* [What the task asks] Without the pictures, set down everything in the listing exactly.

* [Dataset content]
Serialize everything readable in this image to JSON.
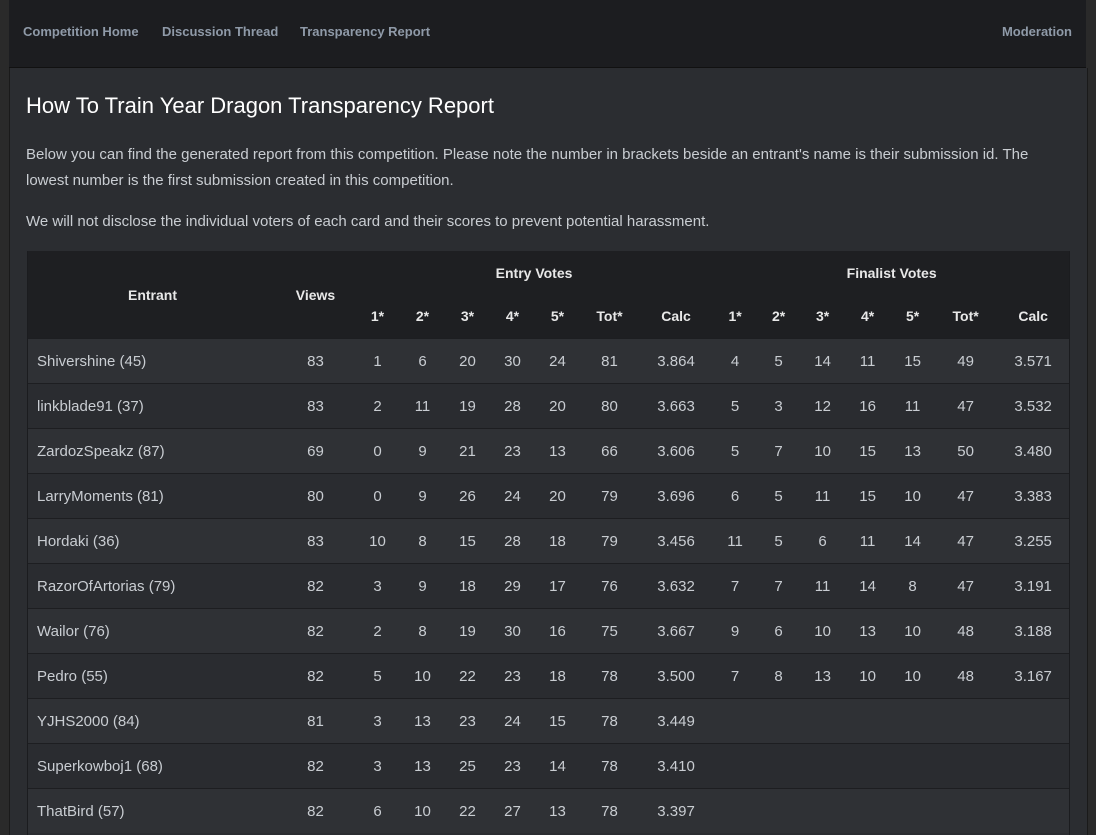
{
  "nav": {
    "left": [
      "Competition Home",
      "Discussion Thread",
      "Transparency Report"
    ],
    "right": "Moderation"
  },
  "page": {
    "title": "How To Train Year Dragon Transparency Report",
    "intro": "Below you can find the generated report from this competition. Please note the number in brackets beside an entrant's name is their submission id. The lowest number is the first submission created in this competition.",
    "privacy_note": "We will not disclose the individual voters of each card and their scores to prevent potential harassment."
  },
  "table": {
    "headers": {
      "entrant": "Entrant",
      "views": "Views",
      "entry_votes": "Entry Votes",
      "finalist_votes": "Finalist Votes",
      "sub": [
        "1*",
        "2*",
        "3*",
        "4*",
        "5*",
        "Tot*",
        "Calc"
      ]
    },
    "rows": [
      {
        "entrant": "Shivershine (45)",
        "views": "83",
        "entry": [
          "1",
          "6",
          "20",
          "30",
          "24",
          "81",
          "3.864"
        ],
        "finalist": [
          "4",
          "5",
          "14",
          "11",
          "15",
          "49",
          "3.571"
        ]
      },
      {
        "entrant": "linkblade91 (37)",
        "views": "83",
        "entry": [
          "2",
          "11",
          "19",
          "28",
          "20",
          "80",
          "3.663"
        ],
        "finalist": [
          "5",
          "3",
          "12",
          "16",
          "11",
          "47",
          "3.532"
        ]
      },
      {
        "entrant": "ZardozSpeakz (87)",
        "views": "69",
        "entry": [
          "0",
          "9",
          "21",
          "23",
          "13",
          "66",
          "3.606"
        ],
        "finalist": [
          "5",
          "7",
          "10",
          "15",
          "13",
          "50",
          "3.480"
        ]
      },
      {
        "entrant": "LarryMoments (81)",
        "views": "80",
        "entry": [
          "0",
          "9",
          "26",
          "24",
          "20",
          "79",
          "3.696"
        ],
        "finalist": [
          "6",
          "5",
          "11",
          "15",
          "10",
          "47",
          "3.383"
        ]
      },
      {
        "entrant": "Hordaki (36)",
        "views": "83",
        "entry": [
          "10",
          "8",
          "15",
          "28",
          "18",
          "79",
          "3.456"
        ],
        "finalist": [
          "11",
          "5",
          "6",
          "11",
          "14",
          "47",
          "3.255"
        ]
      },
      {
        "entrant": "RazorOfArtorias (79)",
        "views": "82",
        "entry": [
          "3",
          "9",
          "18",
          "29",
          "17",
          "76",
          "3.632"
        ],
        "finalist": [
          "7",
          "7",
          "11",
          "14",
          "8",
          "47",
          "3.191"
        ]
      },
      {
        "entrant": "Wailor (76)",
        "views": "82",
        "entry": [
          "2",
          "8",
          "19",
          "30",
          "16",
          "75",
          "3.667"
        ],
        "finalist": [
          "9",
          "6",
          "10",
          "13",
          "10",
          "48",
          "3.188"
        ]
      },
      {
        "entrant": "Pedro (55)",
        "views": "82",
        "entry": [
          "5",
          "10",
          "22",
          "23",
          "18",
          "78",
          "3.500"
        ],
        "finalist": [
          "7",
          "8",
          "13",
          "10",
          "10",
          "48",
          "3.167"
        ]
      },
      {
        "entrant": "YJHS2000 (84)",
        "views": "81",
        "entry": [
          "3",
          "13",
          "23",
          "24",
          "15",
          "78",
          "3.449"
        ],
        "finalist": [
          "",
          "",
          "",
          "",
          "",
          "",
          ""
        ]
      },
      {
        "entrant": "Superkowboj1 (68)",
        "views": "82",
        "entry": [
          "3",
          "13",
          "25",
          "23",
          "14",
          "78",
          "3.410"
        ],
        "finalist": [
          "",
          "",
          "",
          "",
          "",
          "",
          ""
        ]
      },
      {
        "entrant": "ThatBird (57)",
        "views": "82",
        "entry": [
          "6",
          "10",
          "22",
          "27",
          "13",
          "78",
          "3.397"
        ],
        "finalist": [
          "",
          "",
          "",
          "",
          "",
          "",
          ""
        ]
      }
    ]
  }
}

* [Answer box]
Serialize everything readable in this image to JSON.
{
  "nav": {
    "left": [
      "Competition Home",
      "Discussion Thread",
      "Transparency Report"
    ],
    "right": "Moderation"
  },
  "page": {
    "title": "How To Train Year Dragon Transparency Report",
    "intro": "Below you can find the generated report from this competition. Please note the number in brackets beside an entrant's name is their submission id. The lowest number is the first submission created in this competition.",
    "privacy_note": "We will not disclose the individual voters of each card and their scores to prevent potential harassment."
  },
  "table": {
    "headers": {
      "entrant": "Entrant",
      "views": "Views",
      "entry_votes": "Entry Votes",
      "finalist_votes": "Finalist Votes",
      "sub": [
        "1*",
        "2*",
        "3*",
        "4*",
        "5*",
        "Tot*",
        "Calc"
      ]
    },
    "rows": [
      {
        "entrant": "Shivershine (45)",
        "views": "83",
        "entry": [
          "1",
          "6",
          "20",
          "30",
          "24",
          "81",
          "3.864"
        ],
        "finalist": [
          "4",
          "5",
          "14",
          "11",
          "15",
          "49",
          "3.571"
        ]
      },
      {
        "entrant": "linkblade91 (37)",
        "views": "83",
        "entry": [
          "2",
          "11",
          "19",
          "28",
          "20",
          "80",
          "3.663"
        ],
        "finalist": [
          "5",
          "3",
          "12",
          "16",
          "11",
          "47",
          "3.532"
        ]
      },
      {
        "entrant": "ZardozSpeakz (87)",
        "views": "69",
        "entry": [
          "0",
          "9",
          "21",
          "23",
          "13",
          "66",
          "3.606"
        ],
        "finalist": [
          "5",
          "7",
          "10",
          "15",
          "13",
          "50",
          "3.480"
        ]
      },
      {
        "entrant": "LarryMoments (81)",
        "views": "80",
        "entry": [
          "0",
          "9",
          "26",
          "24",
          "20",
          "79",
          "3.696"
        ],
        "finalist": [
          "6",
          "5",
          "11",
          "15",
          "10",
          "47",
          "3.383"
        ]
      },
      {
        "entrant": "Hordaki (36)",
        "views": "83",
        "entry": [
          "10",
          "8",
          "15",
          "28",
          "18",
          "79",
          "3.456"
        ],
        "finalist": [
          "11",
          "5",
          "6",
          "11",
          "14",
          "47",
          "3.255"
        ]
      },
      {
        "entrant": "RazorOfArtorias (79)",
        "views": "82",
        "entry": [
          "3",
          "9",
          "18",
          "29",
          "17",
          "76",
          "3.632"
        ],
        "finalist": [
          "7",
          "7",
          "11",
          "14",
          "8",
          "47",
          "3.191"
        ]
      },
      {
        "entrant": "Wailor (76)",
        "views": "82",
        "entry": [
          "2",
          "8",
          "19",
          "30",
          "16",
          "75",
          "3.667"
        ],
        "finalist": [
          "9",
          "6",
          "10",
          "13",
          "10",
          "48",
          "3.188"
        ]
      },
      {
        "entrant": "Pedro (55)",
        "views": "82",
        "entry": [
          "5",
          "10",
          "22",
          "23",
          "18",
          "78",
          "3.500"
        ],
        "finalist": [
          "7",
          "8",
          "13",
          "10",
          "10",
          "48",
          "3.167"
        ]
      },
      {
        "entrant": "YJHS2000 (84)",
        "views": "81",
        "entry": [
          "3",
          "13",
          "23",
          "24",
          "15",
          "78",
          "3.449"
        ],
        "finalist": [
          "",
          "",
          "",
          "",
          "",
          "",
          ""
        ]
      },
      {
        "entrant": "Superkowboj1 (68)",
        "views": "82",
        "entry": [
          "3",
          "13",
          "25",
          "23",
          "14",
          "78",
          "3.410"
        ],
        "finalist": [
          "",
          "",
          "",
          "",
          "",
          "",
          ""
        ]
      },
      {
        "entrant": "ThatBird (57)",
        "views": "82",
        "entry": [
          "6",
          "10",
          "22",
          "27",
          "13",
          "78",
          "3.397"
        ],
        "finalist": [
          "",
          "",
          "",
          "",
          "",
          "",
          ""
        ]
      }
    ]
  }
}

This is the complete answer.